    Return the pan to medium heat. Add the neck, backbone, carrots and onion, and cook, stirring occasionally, until everything is lightly browned, about 10 minutes. Add the celery, thyme sprigs, peppercorns and broth, and bring to a simmer over high heat. Use a ladle to skim off any foamy scum that floats to the surface. Reduce heat to maintain a gentle simmer and cook, partially covered, until everything is tender, about 45 minutes.

    4.

    Strain through a fine-mesh sieve and discard the solids. You should have at least 1 quart of broth (top off with water if needed). The broth and giblets can be prepared 3 days in advance.

    5.

    In a medium saucepan or Dutch oven, melt butter until foamy. Add flour and cook, stirring constantly, until blonde and smells nutty, about 2 minutes. Whisk in the broth in a slow and steady stream until incorporated. Simmer, whisking occasionally, until thickened and no raw flour taste remains, about 5 minutes (the gravy can be made up to this point up to 3 days in advance).

    6.

    Stir in honey, chopped thyme leaves, ground pepper and cooked giblets.
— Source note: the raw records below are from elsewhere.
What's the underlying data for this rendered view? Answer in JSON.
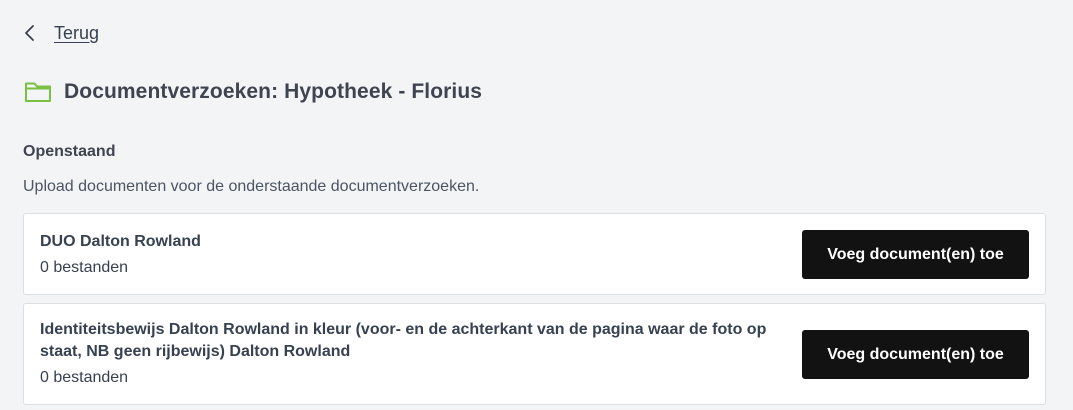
{
  "nav": {
    "back_label": "Terug",
    "back_icon": "chevron-left-icon"
  },
  "header": {
    "title": "Documentverzoeken: Hypotheek - Florius",
    "icon": "folder-icon",
    "icon_color": "#7ac143"
  },
  "section": {
    "title": "Openstaand",
    "description": "Upload documenten voor de onderstaande documentverzoeken."
  },
  "requests": [
    {
      "name": "DUO Dalton Rowland",
      "files": "0 bestanden",
      "button_label": "Voeg document(en) toe"
    },
    {
      "name": "Identiteitsbewijs Dalton Rowland in kleur (voor- en de achterkant van de pagina waar de foto op staat, NB geen rijbewijs) Dalton Rowland",
      "files": "0 bestanden",
      "button_label": "Voeg document(en) toe"
    }
  ]
}
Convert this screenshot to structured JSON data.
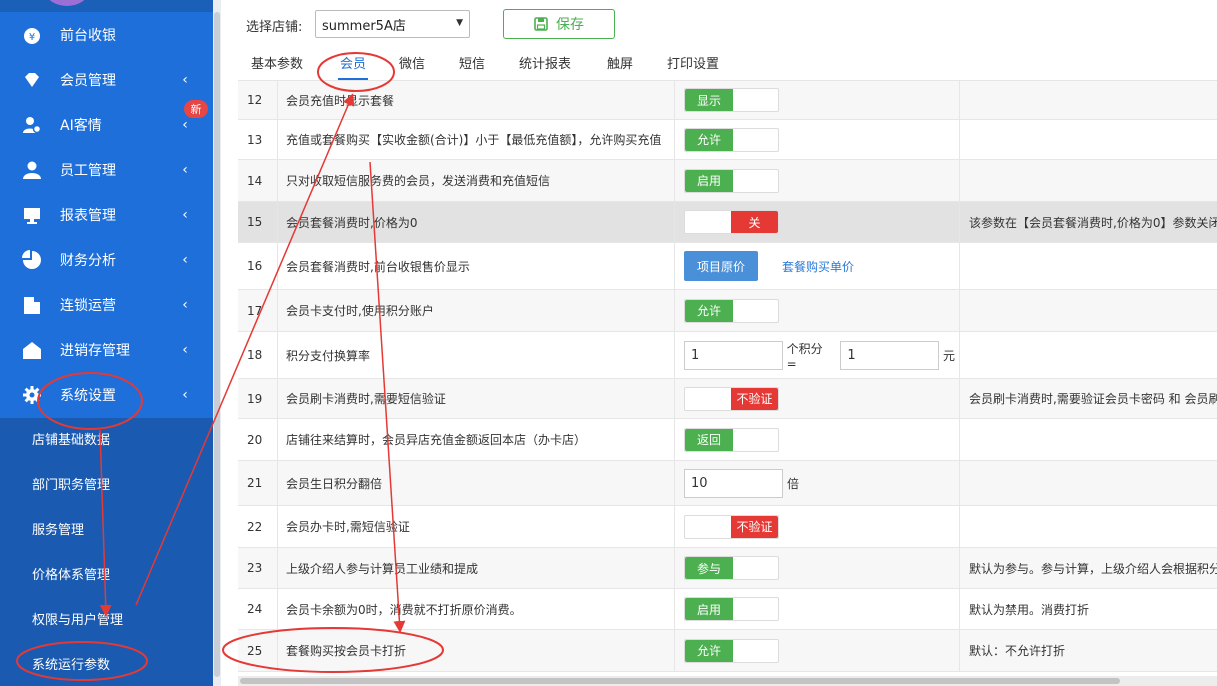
{
  "sidebar": {
    "menu": [
      {
        "label": "前台收银",
        "icon": "yen-coin-icon",
        "has_chevron": false
      },
      {
        "label": "会员管理",
        "icon": "diamond-icon",
        "has_chevron": true
      },
      {
        "label": "AI客情",
        "icon": "user-settings-icon",
        "has_chevron": true,
        "badge": "新"
      },
      {
        "label": "员工管理",
        "icon": "user-icon",
        "has_chevron": true
      },
      {
        "label": "报表管理",
        "icon": "monitor-icon",
        "has_chevron": true
      },
      {
        "label": "财务分析",
        "icon": "pie-chart-icon",
        "has_chevron": true
      },
      {
        "label": "连锁运营",
        "icon": "building-icon",
        "has_chevron": true
      },
      {
        "label": "进销存管理",
        "icon": "warehouse-icon",
        "has_chevron": true
      },
      {
        "label": "系统设置",
        "icon": "gear-icon",
        "has_chevron": true
      }
    ],
    "submenu": [
      {
        "label": "店铺基础数据"
      },
      {
        "label": "部门职务管理"
      },
      {
        "label": "服务管理"
      },
      {
        "label": "价格体系管理"
      },
      {
        "label": "权限与用户管理"
      },
      {
        "label": "系统运行参数"
      }
    ],
    "chevron": "‹"
  },
  "toolbar": {
    "store_label": "选择店铺:",
    "store_value": "summer5A店",
    "save_label": "保存"
  },
  "tabs": [
    {
      "label": "基本参数"
    },
    {
      "label": "会员",
      "active": true
    },
    {
      "label": "微信"
    },
    {
      "label": "短信"
    },
    {
      "label": "统计报表"
    },
    {
      "label": "触屏"
    },
    {
      "label": "打印设置"
    }
  ],
  "rows": [
    {
      "num": "12",
      "name": "会员充值时显示套餐",
      "control": {
        "type": "toggle-on",
        "label": "显示"
      },
      "note": ""
    },
    {
      "num": "13",
      "name": "充值或套餐购买【实收金额(合计)】小于【最低充值额】，允许购买充值",
      "control": {
        "type": "toggle-on",
        "label": "允许"
      },
      "note": ""
    },
    {
      "num": "14",
      "name": "只对收取短信服务费的会员，发送消费和充值短信",
      "control": {
        "type": "toggle-on",
        "label": "启用"
      },
      "note": ""
    },
    {
      "num": "15",
      "name": "会员套餐消费时,价格为0",
      "control": {
        "type": "toggle-off",
        "label": "关"
      },
      "note": "该参数在【会员套餐消费时,价格为0】参数关闭"
    },
    {
      "num": "16",
      "name": "会员套餐消费时,前台收银售价显示",
      "control": {
        "type": "button-link",
        "button": "项目原价",
        "link": "套餐购买单价"
      },
      "note": ""
    },
    {
      "num": "17",
      "name": "会员卡支付时,使用积分账户",
      "control": {
        "type": "toggle-on",
        "label": "允许"
      },
      "note": ""
    },
    {
      "num": "18",
      "name": "积分支付换算率",
      "control": {
        "type": "ratio",
        "value1": "1",
        "mid": "个积分 =",
        "value2": "1",
        "unit": "元"
      },
      "note": ""
    },
    {
      "num": "19",
      "name": "会员刷卡消费时,需要短信验证",
      "control": {
        "type": "toggle-off",
        "label": "不验证"
      },
      "note": "会员刷卡消费时,需要验证会员卡密码 和 会员刷"
    },
    {
      "num": "20",
      "name": "店铺往来结算时，会员异店充值金额返回本店（办卡店）",
      "control": {
        "type": "toggle-on",
        "label": "返回"
      },
      "note": ""
    },
    {
      "num": "21",
      "name": "会员生日积分翻倍",
      "control": {
        "type": "input-unit",
        "value": "10",
        "unit": "倍"
      },
      "note": ""
    },
    {
      "num": "22",
      "name": "会员办卡时,需短信验证",
      "control": {
        "type": "toggle-off",
        "label": "不验证"
      },
      "note": ""
    },
    {
      "num": "23",
      "name": "上级介绍人参与计算员工业绩和提成",
      "control": {
        "type": "toggle-on",
        "label": "参与"
      },
      "note": "默认为参与。参与计算，上级介绍人会根据积分"
    },
    {
      "num": "24",
      "name": "会员卡余额为0时，消费就不打折原价消费。",
      "control": {
        "type": "toggle-on",
        "label": "启用"
      },
      "note": "默认为禁用。消费打折"
    },
    {
      "num": "25",
      "name": "套餐购买按会员卡打折",
      "control": {
        "type": "toggle-on",
        "label": "允许"
      },
      "note": "默认：不允许打折"
    }
  ],
  "colors": {
    "sidebar": "#1e6fd9",
    "submenu": "#1a5ab1",
    "toggle_on": "#4caf50",
    "toggle_off": "#e53935",
    "accent": "#1e6fd9",
    "annotation": "#e53935"
  }
}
Taste and add more salt, pepper and honey as needed.